After that, there's not much to say. If I don't get a good rainstorm every week, I call it a drought and start watering. You want to really soak the garden when you do water, so that the water actually penetrates. Five minutes of sprinkling ain't gonna cut it. I move the hose from bed to bed as each starts looking really flooded and puddly. And then if I've gone through them all and the first one's puddles have dried up, I do them again. Even so I never seem to water as well as the rain does, so I might need to water every day or two until we get rain again.
Stake the tomatoes, because the storms will rip them right up if you don't. You might want to hill the soil around their stems too, especially when a storm is predicted. Your bean trellises had better be sturdy. I've had lots of things break.
Expect the growing season to go clear through October. Around Halloween we get the frost that kills my tomatoes. When it's predicted, you go through and pick all the green tomatoes to ripen inside, because if you leave them out, they'll be ruined. (Or drape the plants with old sheets -- that sometimes works! I actually had plants survive under snow if they were mulched.) The hardy plants will keep going right through November -- I had broccoli still alive (though not really producing) till Christmas. One year, lettuce that was up against the house lived all winter long. But lettuce does not survive well here in summer, even the supposedly heat-tolerant kinds. If you have a way to shade yours, you might have better luck.
My big successes here in Virginia are tomatoes, squash, and beans. My big failures are peas ... they like cool spring weather, which we rarely have much of before it gets hot. I keep trying, though, because I love them. Bugs can be a real menace some summers. All you can do is study up on common pests and pick them off. I've suffered from Mexican bean beetles, squash borers, squash bugs, and cabbage moths. But it really depends on the year.
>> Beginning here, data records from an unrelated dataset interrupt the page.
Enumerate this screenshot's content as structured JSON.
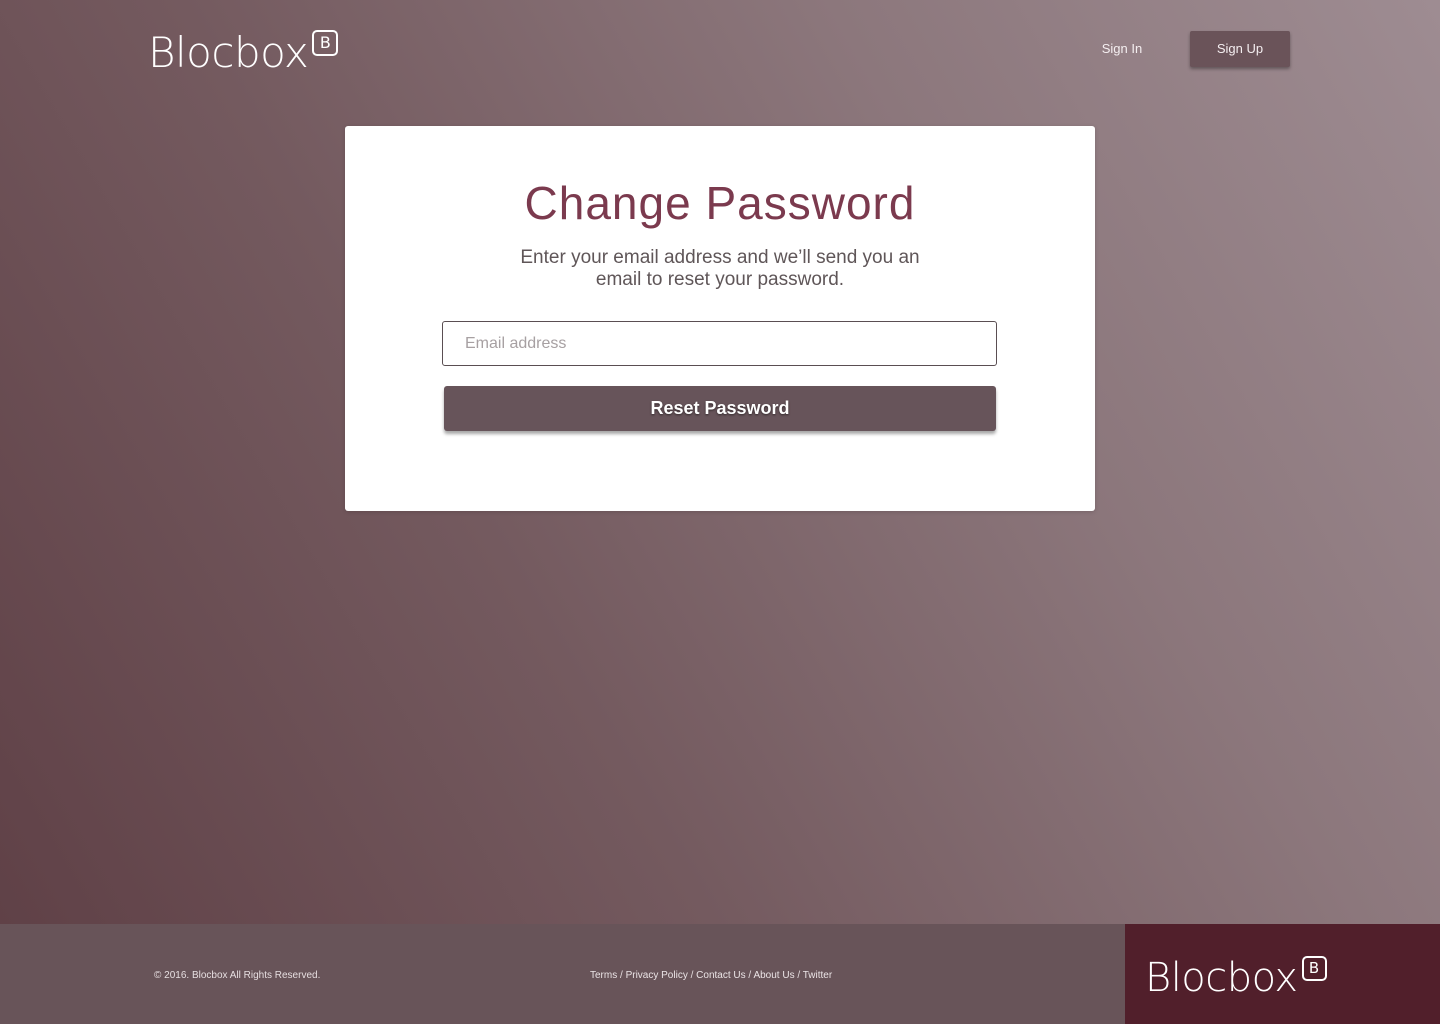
{
  "header": {
    "logo_text": "Blocbox",
    "logo_badge": "B",
    "signin_label": "Sign In",
    "signup_label": "Sign Up"
  },
  "card": {
    "title": "Change Password",
    "subtitle": "Enter your email address and we’ll send you an email to reset your password.",
    "email_placeholder": "Email address",
    "email_value": "",
    "reset_label": "Reset Password"
  },
  "footer": {
    "copyright": "© 2016. Blocbox All Rights Reserved.",
    "links": [
      "Terms",
      "Privacy Policy",
      "Contact Us",
      "About Us",
      "Twitter"
    ],
    "separator": " / ",
    "logo_text": "Blocbox",
    "logo_badge": "B"
  },
  "colors": {
    "accent_title": "#7b3a4e",
    "button": "#67545a",
    "footer_bg": "#685459",
    "footer_brand_bg": "#511f2b"
  }
}
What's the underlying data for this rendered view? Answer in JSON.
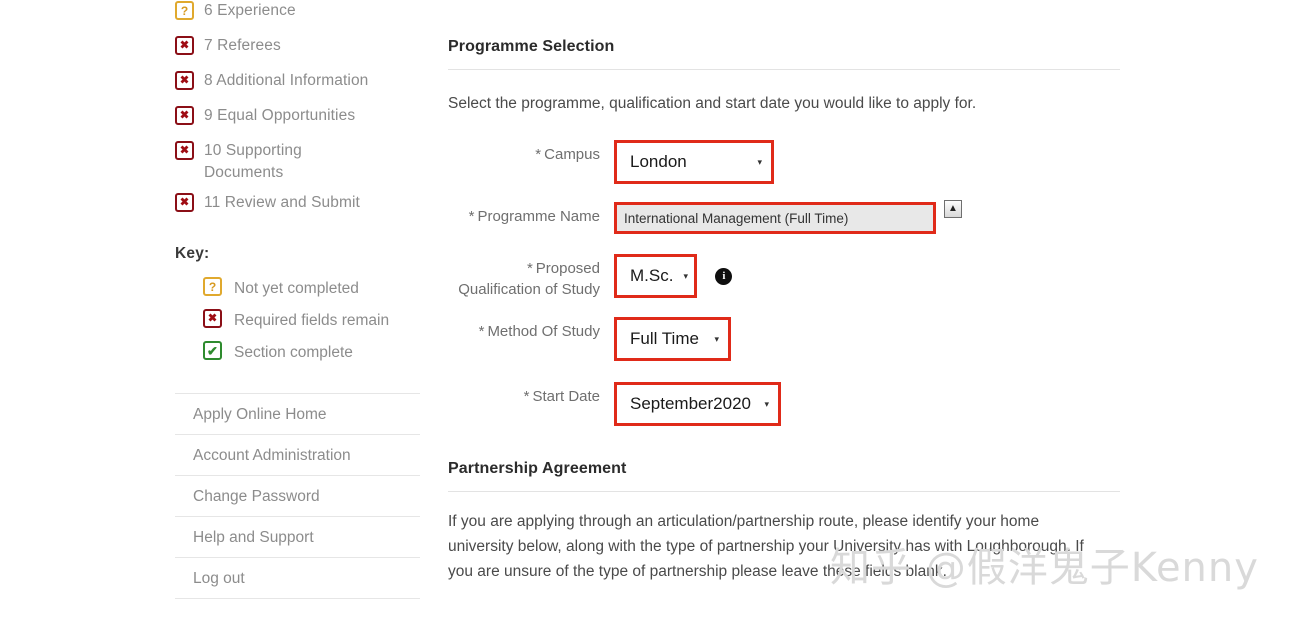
{
  "sidebar": {
    "progress_items": [
      {
        "status": "q",
        "label": "6 Experience"
      },
      {
        "status": "x",
        "label": "7 Referees"
      },
      {
        "status": "x",
        "label": "8 Additional Information"
      },
      {
        "status": "x",
        "label": "9 Equal Opportunities"
      },
      {
        "status": "x",
        "label": "10 Supporting Documents"
      },
      {
        "status": "x",
        "label": "11 Review and Submit"
      }
    ],
    "key_title": "Key:",
    "key_items": [
      {
        "status": "q",
        "label": "Not yet completed"
      },
      {
        "status": "x",
        "label": "Required fields remain"
      },
      {
        "status": "c",
        "label": "Section complete"
      }
    ],
    "nav_links": [
      "Apply Online Home",
      "Account Administration",
      "Change Password",
      "Help and Support",
      "Log out"
    ]
  },
  "main": {
    "programme_selection": {
      "title": "Programme Selection",
      "description": "Select the programme, qualification and start date you would like to apply for.",
      "fields": {
        "campus": {
          "label": "Campus",
          "required_mark": "*",
          "value": "London",
          "arrow": "▾"
        },
        "programme_name": {
          "label": "Programme Name",
          "required_mark": "*",
          "value": "International Management (Full Time)",
          "scroll_up": "▲"
        },
        "proposed_qualification": {
          "label_line1": "Proposed",
          "label_line2": "Qualification of Study",
          "required_mark": "*",
          "value": "M.Sc.",
          "arrow": "▾",
          "info_icon": "i"
        },
        "method_of_study": {
          "label": "Method Of Study",
          "required_mark": "*",
          "value": "Full Time",
          "arrow": "▾"
        },
        "start_date": {
          "label": "Start Date",
          "required_mark": "*",
          "value": "September2020",
          "arrow": "▾"
        }
      }
    },
    "partnership_agreement": {
      "title": "Partnership Agreement",
      "description": "If you are applying through an articulation/partnership route, please identify your home university below, along with the type of partnership your University has with Loughborough. If you are unsure of the type of partnership please leave these fields blank."
    }
  },
  "watermark": {
    "text": "知乎 @假洋鬼子Kenny"
  },
  "colors": {
    "accent_red": "#e02a19",
    "status_error": "#a00d14",
    "status_pending": "#d79a21",
    "status_complete": "#2e8b2e"
  }
}
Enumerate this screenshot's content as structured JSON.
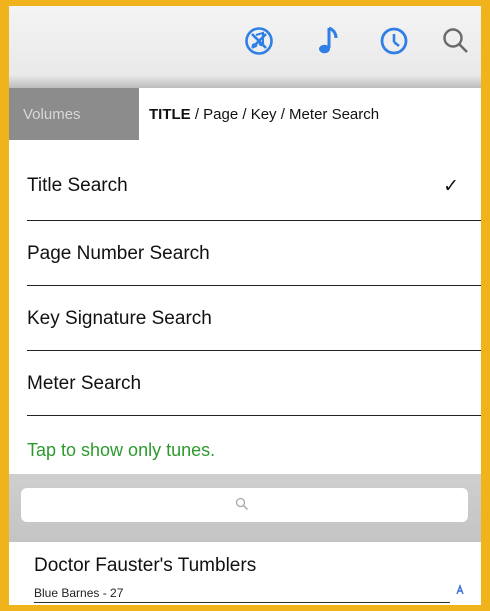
{
  "toolbar": {
    "icons": [
      "no-music-circle-icon",
      "music-note-icon",
      "clock-icon",
      "search-icon"
    ],
    "accent_color": "#2f7fe6"
  },
  "segments": {
    "volumes_label": "Volumes",
    "active_bold": "TITLE",
    "active_rest": " / Page / Key / Meter Search"
  },
  "menu": {
    "items": [
      {
        "label": "Title Search",
        "checked": "✓"
      },
      {
        "label": "Page Number Search"
      },
      {
        "label": "Key Signature Search"
      },
      {
        "label": "Meter Search"
      }
    ],
    "tap_hint": "Tap to show only tunes.",
    "tap_hint_color": "#2e9a2e"
  },
  "search": {
    "placeholder": ""
  },
  "tunes": [
    {
      "title": "Doctor Fauster's Tumblers",
      "subtitle": "Blue Barnes - 27"
    }
  ],
  "frame_color": "#f1b31c"
}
I'm hoping for a mild bug year because our winter was so cold.
Does anyone else here garden in Virginia? For those who garden elsewhere, is it very different?